Reproduce the data, keeping every word exactly as it is.

[Data extracted from a collection]

.....

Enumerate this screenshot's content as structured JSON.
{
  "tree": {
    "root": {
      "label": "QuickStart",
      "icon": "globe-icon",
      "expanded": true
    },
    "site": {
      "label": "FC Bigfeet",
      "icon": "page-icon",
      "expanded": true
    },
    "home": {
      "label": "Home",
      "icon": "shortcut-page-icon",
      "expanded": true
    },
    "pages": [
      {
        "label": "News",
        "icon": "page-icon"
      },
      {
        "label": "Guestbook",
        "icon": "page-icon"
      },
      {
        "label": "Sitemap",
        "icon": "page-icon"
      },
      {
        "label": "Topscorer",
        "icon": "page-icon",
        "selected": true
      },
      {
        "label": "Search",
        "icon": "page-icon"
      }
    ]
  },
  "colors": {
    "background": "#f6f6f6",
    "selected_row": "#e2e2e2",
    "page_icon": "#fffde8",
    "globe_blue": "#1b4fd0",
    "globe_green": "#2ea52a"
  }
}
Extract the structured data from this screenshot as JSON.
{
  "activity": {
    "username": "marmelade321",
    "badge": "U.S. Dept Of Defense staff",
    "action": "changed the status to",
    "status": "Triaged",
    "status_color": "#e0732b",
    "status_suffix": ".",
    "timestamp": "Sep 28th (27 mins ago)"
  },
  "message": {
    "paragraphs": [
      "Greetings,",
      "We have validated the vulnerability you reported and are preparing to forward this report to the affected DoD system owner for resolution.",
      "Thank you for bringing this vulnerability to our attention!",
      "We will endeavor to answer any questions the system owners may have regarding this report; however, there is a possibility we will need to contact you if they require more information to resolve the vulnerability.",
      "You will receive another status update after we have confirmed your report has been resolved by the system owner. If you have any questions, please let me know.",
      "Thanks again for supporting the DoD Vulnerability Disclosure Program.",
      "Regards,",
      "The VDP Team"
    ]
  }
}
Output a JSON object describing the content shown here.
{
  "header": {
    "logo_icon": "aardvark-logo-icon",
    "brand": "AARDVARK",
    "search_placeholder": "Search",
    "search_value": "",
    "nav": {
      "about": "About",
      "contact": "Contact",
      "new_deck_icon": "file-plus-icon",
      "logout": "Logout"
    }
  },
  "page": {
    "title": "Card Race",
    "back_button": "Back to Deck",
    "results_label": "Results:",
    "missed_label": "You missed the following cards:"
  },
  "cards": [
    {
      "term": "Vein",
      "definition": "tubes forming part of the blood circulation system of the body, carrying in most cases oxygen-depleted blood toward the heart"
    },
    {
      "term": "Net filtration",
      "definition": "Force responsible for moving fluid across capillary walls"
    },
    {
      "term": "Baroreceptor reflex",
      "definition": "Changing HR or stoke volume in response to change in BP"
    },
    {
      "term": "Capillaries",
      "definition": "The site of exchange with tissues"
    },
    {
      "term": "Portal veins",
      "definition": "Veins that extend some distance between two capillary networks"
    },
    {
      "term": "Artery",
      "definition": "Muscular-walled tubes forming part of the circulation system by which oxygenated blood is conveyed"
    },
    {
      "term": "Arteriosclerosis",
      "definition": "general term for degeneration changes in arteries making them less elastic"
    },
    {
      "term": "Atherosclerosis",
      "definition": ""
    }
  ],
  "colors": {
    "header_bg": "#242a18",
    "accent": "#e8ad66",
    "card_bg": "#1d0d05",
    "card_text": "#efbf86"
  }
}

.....

**RESULT OF THE TASK:**
Enumerate this screenshot's content as structured JSON.
{
  "tree": {
    "root": {
      "label": "QuickStart",
      "icon": "globe-icon",
      "expanded": true
    },
    "site": {
      "label": "FC Bigfeet",
      "icon": "page-icon",
      "expanded": true
    },
    "home": {
      "label": "Home",
      "icon": "shortcut-page-icon",
      "expanded": true
    },
    "pages": [
      {
        "label": "News",
        "icon": "page-icon"
      },
      {
        "label": "Guestbook",
        "icon": "page-icon"
      },
      {
        "label": "Sitemap",
        "icon": "page-icon"
      },
      {
        "label": "Topscorer",
        "icon": "page-icon",
        "selected": true
      },
      {
        "label": "Search",
        "icon": "page-icon"
      }
    ]
  },
  "colors": {
    "background": "#f6f6f6",
    "selected_row": "#e2e2e2",
    "page_icon": "#fffde8",
    "globe_blue": "#1b4fd0",
    "globe_green": "#2ea52a"
  }
}
Extract the structured data from this screenshot as JSON.
{
  "activity": {
    "username": "marmelade321",
    "badge": "U.S. Dept Of Defense staff",
    "action": "changed the status to",
    "status": "Triaged",
    "status_color": "#e0732b",
    "status_suffix": ".",
    "timestamp": "Sep 28th (27 mins ago)"
  },
  "message": {
    "paragraphs": [
      "Greetings,",
      "We have validated the vulnerability you reported and are preparing to forward this report to the affected DoD system owner for resolution.",
      "Thank you for bringing this vulnerability to our attention!",
      "We will endeavor to answer any questions the system owners may have regarding this report; however, there is a possibility we will need to contact you if they require more information to resolve the vulnerability.",
      "You will receive another status update after we have confirmed your report has been resolved by the system owner. If you have any questions, please let me know.",
      "Thanks again for supporting the DoD Vulnerability Disclosure Program.",
      "Regards,",
      "The VDP Team"
    ]
  }
}
Output a JSON object describing the content shown here.
{
  "header": {
    "logo_icon": "aardvark-logo-icon",
    "brand": "AARDVARK",
    "search_placeholder": "Search",
    "search_value": "",
    "nav": {
      "about": "About",
      "contact": "Contact",
      "new_deck_icon": "file-plus-icon",
      "logout": "Logout"
    }
  },
  "page": {
    "title": "Card Race",
    "back_button": "Back to Deck",
    "results_label": "Results:",
    "missed_label": "You missed the following cards:"
  },
  "cards": [
    {
      "term": "Vein",
      "definition": "tubes forming part of the blood circulation system of the body, carrying in most cases oxygen-depleted blood toward the heart"
    },
    {
      "term": "Net filtration",
      "definition": "Force responsible for moving fluid across capillary walls"
    },
    {
      "term": "Baroreceptor reflex",
      "definition": "Changing HR or stoke volume in response to change in BP"
    },
    {
      "term": "Capillaries",
      "definition": "The site of exchange with tissues"
    },
    {
      "term": "Portal veins",
      "definition": "Veins that extend some distance between two capillary networks"
    },
    {
      "term": "Artery",
      "definition": "Muscular-walled tubes forming part of the circulation system by which oxygenated blood is conveyed"
    },
    {
      "term": "Arteriosclerosis",
      "definition": "general term for degeneration changes in arteries making them less elastic"
    },
    {
      "term": "Atherosclerosis",
      "definition": ""
    }
  ],
  "colors": {
    "header_bg": "#242a18",
    "accent": "#e8ad66",
    "card_bg": "#1d0d05",
    "card_text": "#efbf86"
  }
}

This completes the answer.